◆ Assignment: Look through the lines below; wherever the word "slab" appears, copy that line.

BEGIN

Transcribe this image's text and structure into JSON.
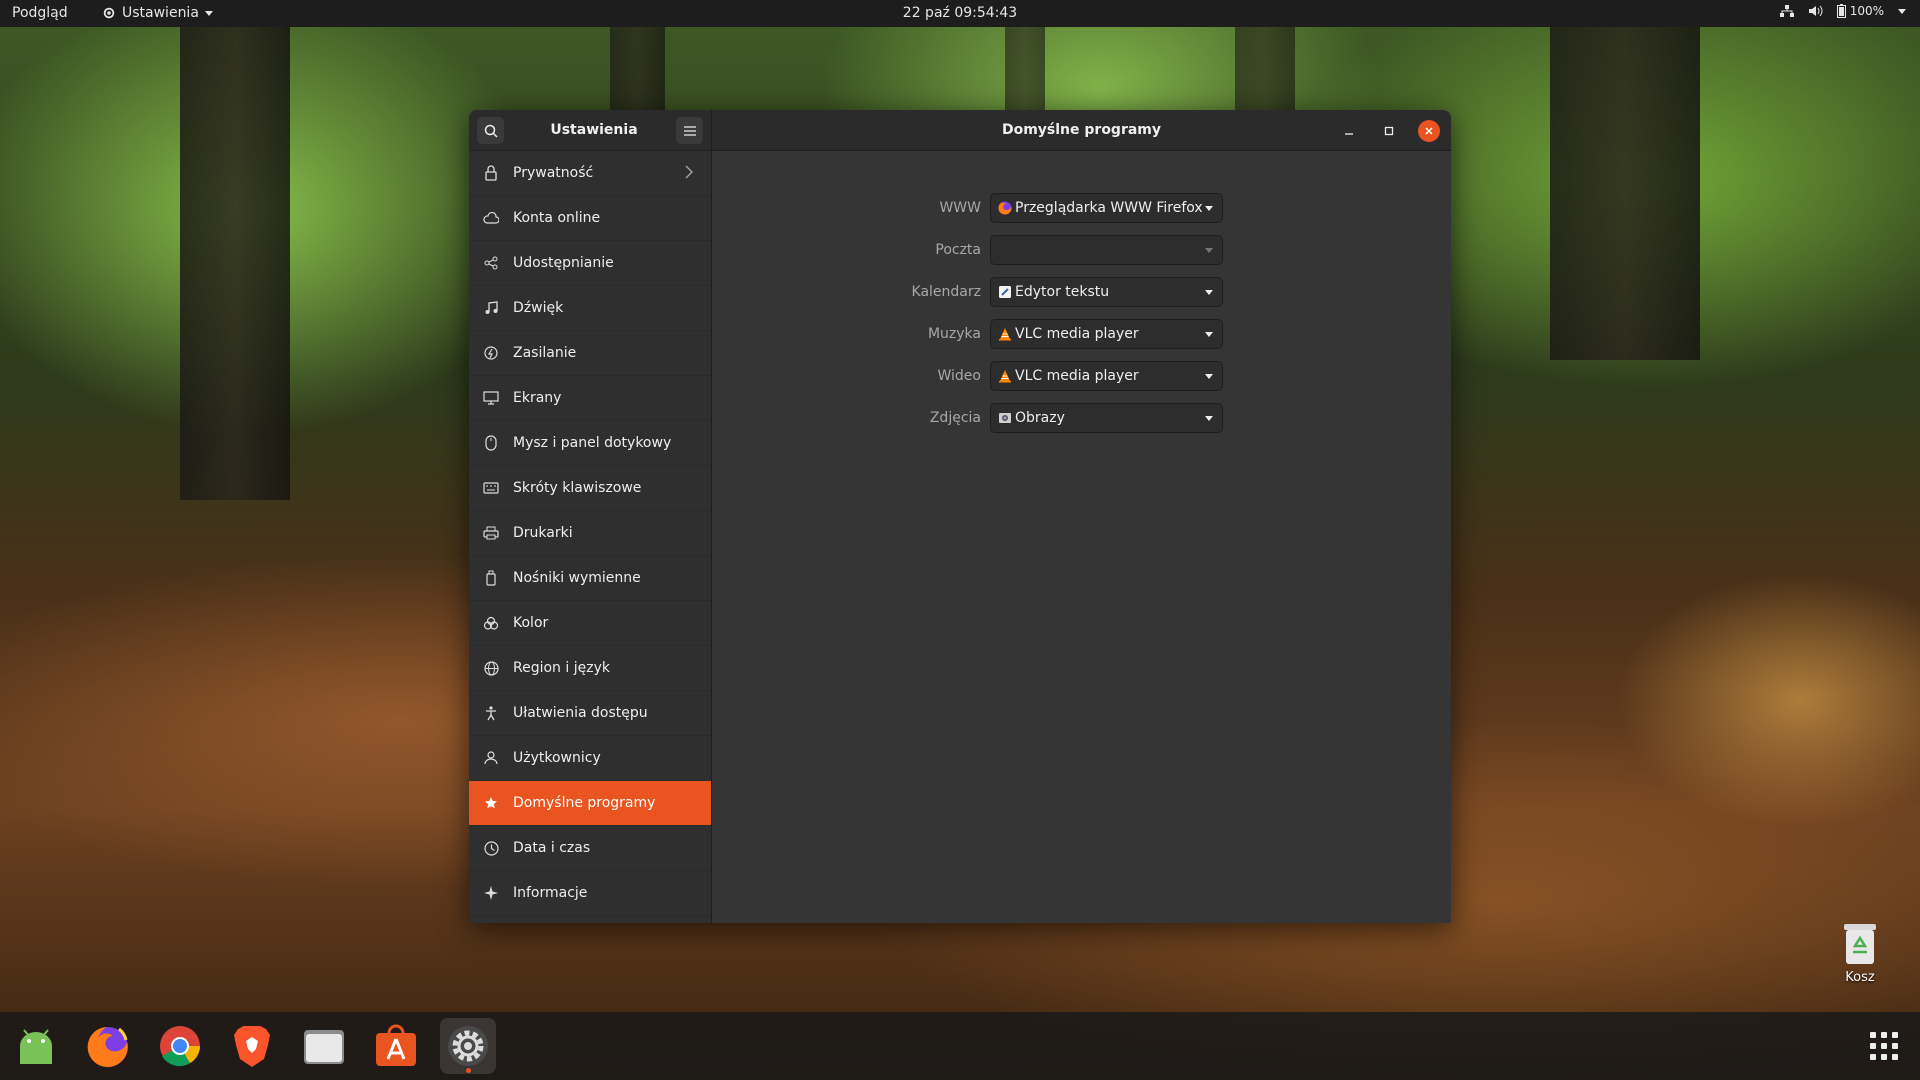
{
  "topbar": {
    "activities": "Podgląd",
    "app_menu": "Ustawienia",
    "clock": "22 paź  09:54:43",
    "battery": "100%"
  },
  "window": {
    "sidebar_title": "Ustawienia",
    "title": "Domyślne programy"
  },
  "sidebar": {
    "items": [
      {
        "label": "Prywatność",
        "icon": "lock-icon"
      },
      {
        "label": "Konta online",
        "icon": "cloud-icon"
      },
      {
        "label": "Udostępnianie",
        "icon": "share-icon"
      },
      {
        "label": "Dźwięk",
        "icon": "music-note-icon"
      },
      {
        "label": "Zasilanie",
        "icon": "power-icon"
      },
      {
        "label": "Ekrany",
        "icon": "display-icon"
      },
      {
        "label": "Mysz i panel dotykowy",
        "icon": "mouse-icon"
      },
      {
        "label": "Skróty klawiszowe",
        "icon": "keyboard-icon"
      },
      {
        "label": "Drukarki",
        "icon": "printer-icon"
      },
      {
        "label": "Nośniki wymienne",
        "icon": "removable-media-icon"
      },
      {
        "label": "Kolor",
        "icon": "color-icon"
      },
      {
        "label": "Region i język",
        "icon": "globe-icon"
      },
      {
        "label": "Ułatwienia dostępu",
        "icon": "accessibility-icon"
      },
      {
        "label": "Użytkownicy",
        "icon": "users-icon"
      },
      {
        "label": "Domyślne programy",
        "icon": "star-icon",
        "active": true
      },
      {
        "label": "Data i czas",
        "icon": "clock-icon"
      },
      {
        "label": "Informacje",
        "icon": "sparkle-icon"
      }
    ]
  },
  "defaults": [
    {
      "label": "WWW",
      "value": "Przeglądarka WWW Firefox",
      "icon": "firefox-icon"
    },
    {
      "label": "Poczta",
      "value": "",
      "icon": ""
    },
    {
      "label": "Kalendarz",
      "value": "Edytor tekstu",
      "icon": "text-editor-icon"
    },
    {
      "label": "Muzyka",
      "value": "VLC media player",
      "icon": "vlc-icon"
    },
    {
      "label": "Wideo",
      "value": "VLC media player",
      "icon": "vlc-icon"
    },
    {
      "label": "Zdjęcia",
      "value": "Obrazy",
      "icon": "image-viewer-icon"
    }
  ],
  "desktop": {
    "trash_label": "Kosz"
  },
  "colors": {
    "accent": "#e95420",
    "window_bg": "#353535",
    "sidebar_bg": "#2f2f2f"
  }
}
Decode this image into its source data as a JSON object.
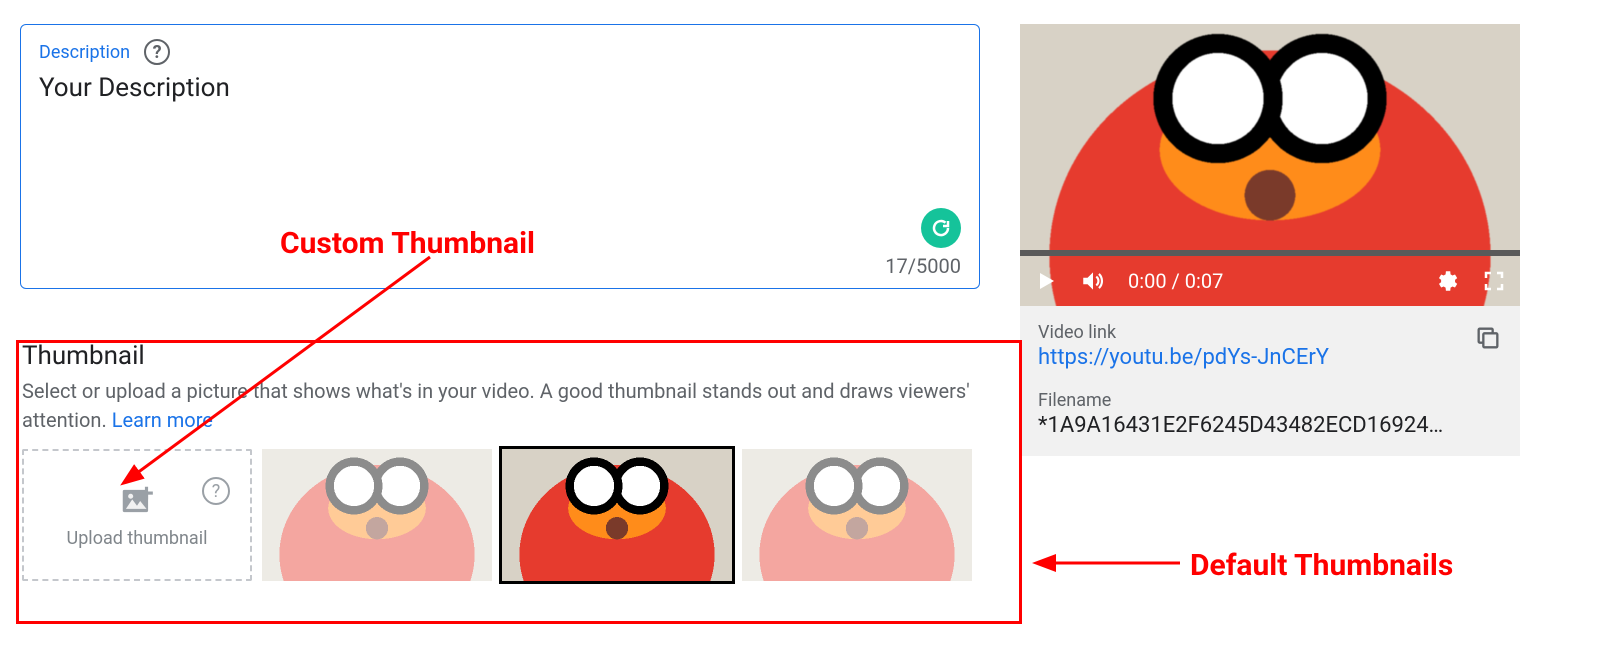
{
  "description": {
    "label": "Description",
    "value": "Your Description",
    "char_count": "17/5000"
  },
  "annotations": {
    "custom_thumbnail": "Custom Thumbnail",
    "default_thumbnails": "Default Thumbnails"
  },
  "thumbnail": {
    "title": "Thumbnail",
    "help_text": "Select or upload a picture that shows what's in your video. A good thumbnail stands out and draws viewers' attention. ",
    "learn_more": "Learn more",
    "upload_label": "Upload thumbnail"
  },
  "video": {
    "time": "0:00 / 0:07",
    "link_label": "Video link",
    "link": "https://youtu.be/pdYs-JnCErY",
    "filename_label": "Filename",
    "filename": "*1A9A16431E2F6245D43482ECD16924…"
  }
}
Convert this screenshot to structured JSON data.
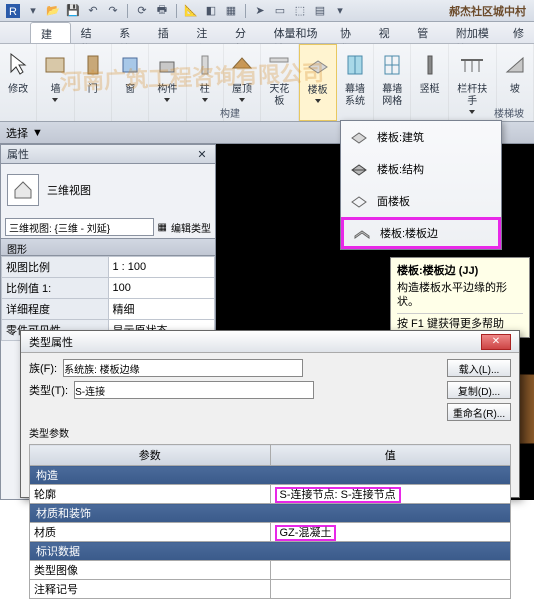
{
  "title": "郝杰社区城中村",
  "qat_icons": [
    "app",
    "open",
    "save",
    "undo",
    "redo",
    "sep",
    "sync",
    "print",
    "sep",
    "cloud",
    "recent",
    "sep",
    "arrow",
    "box",
    "cube",
    "dot",
    "page"
  ],
  "tabs": [
    "建筑",
    "结构",
    "系统",
    "插入",
    "注释",
    "分析",
    "体量和场地",
    "协作",
    "视图",
    "管理",
    "附加模块",
    "修"
  ],
  "active_tab": 0,
  "ribbon": {
    "modify": "修改",
    "wall": "墙",
    "door": "门",
    "window": "窗",
    "component": "构件",
    "column": "柱",
    "roof": "屋顶",
    "ceiling": "天花板",
    "floor": "楼板",
    "curtain_sys": "幕墙\n系统",
    "curtain_grid": "幕墙\n网格",
    "mullion": "竖梃",
    "railing": "栏杆扶手",
    "ramp": "坡",
    "panel_build": "构建",
    "panel_stair": "楼梯坡"
  },
  "optbar": {
    "select": "选择",
    "dd_arrow": "▼"
  },
  "properties": {
    "title": "属性",
    "type": "三维视图",
    "selector": "三维视图: {三维 - 刘延}",
    "edit_type": "编辑类型",
    "graphics_hdr": "图形",
    "rows": [
      {
        "k": "视图比例",
        "v": "1 : 100"
      },
      {
        "k": "比例值 1:",
        "v": "100"
      },
      {
        "k": "详细程度",
        "v": "精细"
      },
      {
        "k": "零件可见性",
        "v": "显示原状态"
      }
    ]
  },
  "dropdown": {
    "items": [
      {
        "label": "楼板:建筑",
        "icon": "slab-arch"
      },
      {
        "label": "楼板:结构",
        "icon": "slab-struct"
      },
      {
        "label": "面楼板",
        "icon": "slab-face"
      },
      {
        "label": "楼板:楼板边",
        "icon": "slab-edge",
        "highlight": true
      }
    ]
  },
  "tooltip": {
    "title": "楼板:楼板边 (JJ)",
    "body": "构造楼板水平边缘的形状。",
    "help": "按 F1 键获得更多帮助"
  },
  "dialog": {
    "title": "类型属性",
    "family_lbl": "族(F):",
    "family_val": "系统族: 楼板边缘",
    "type_lbl": "类型(T):",
    "type_val": "S-连接",
    "load": "载入(L)...",
    "dup": "复制(D)...",
    "rename": "重命名(R)...",
    "params_hdr": "类型参数",
    "col_param": "参数",
    "col_val": "值",
    "sections": [
      {
        "name": "构造",
        "rows": [
          {
            "k": "轮廓",
            "v": "S-连接节点: S-连接节点",
            "hl": true
          }
        ]
      },
      {
        "name": "材质和装饰",
        "rows": [
          {
            "k": "材质",
            "v": "GZ-混凝土",
            "hl": true
          }
        ]
      },
      {
        "name": "标识数据",
        "rows": [
          {
            "k": "类型图像",
            "v": ""
          },
          {
            "k": "注释记号",
            "v": ""
          }
        ]
      }
    ]
  },
  "watermarks": [
    "河南广筑工程咨询有限公司",
    "河南广筑工程咨询有限公司"
  ]
}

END

◆ Your solution:
        "icon": "slab-arch"
        "icon": "slab-struct"
        "icon": "slab-face"
        "icon": "slab-edge",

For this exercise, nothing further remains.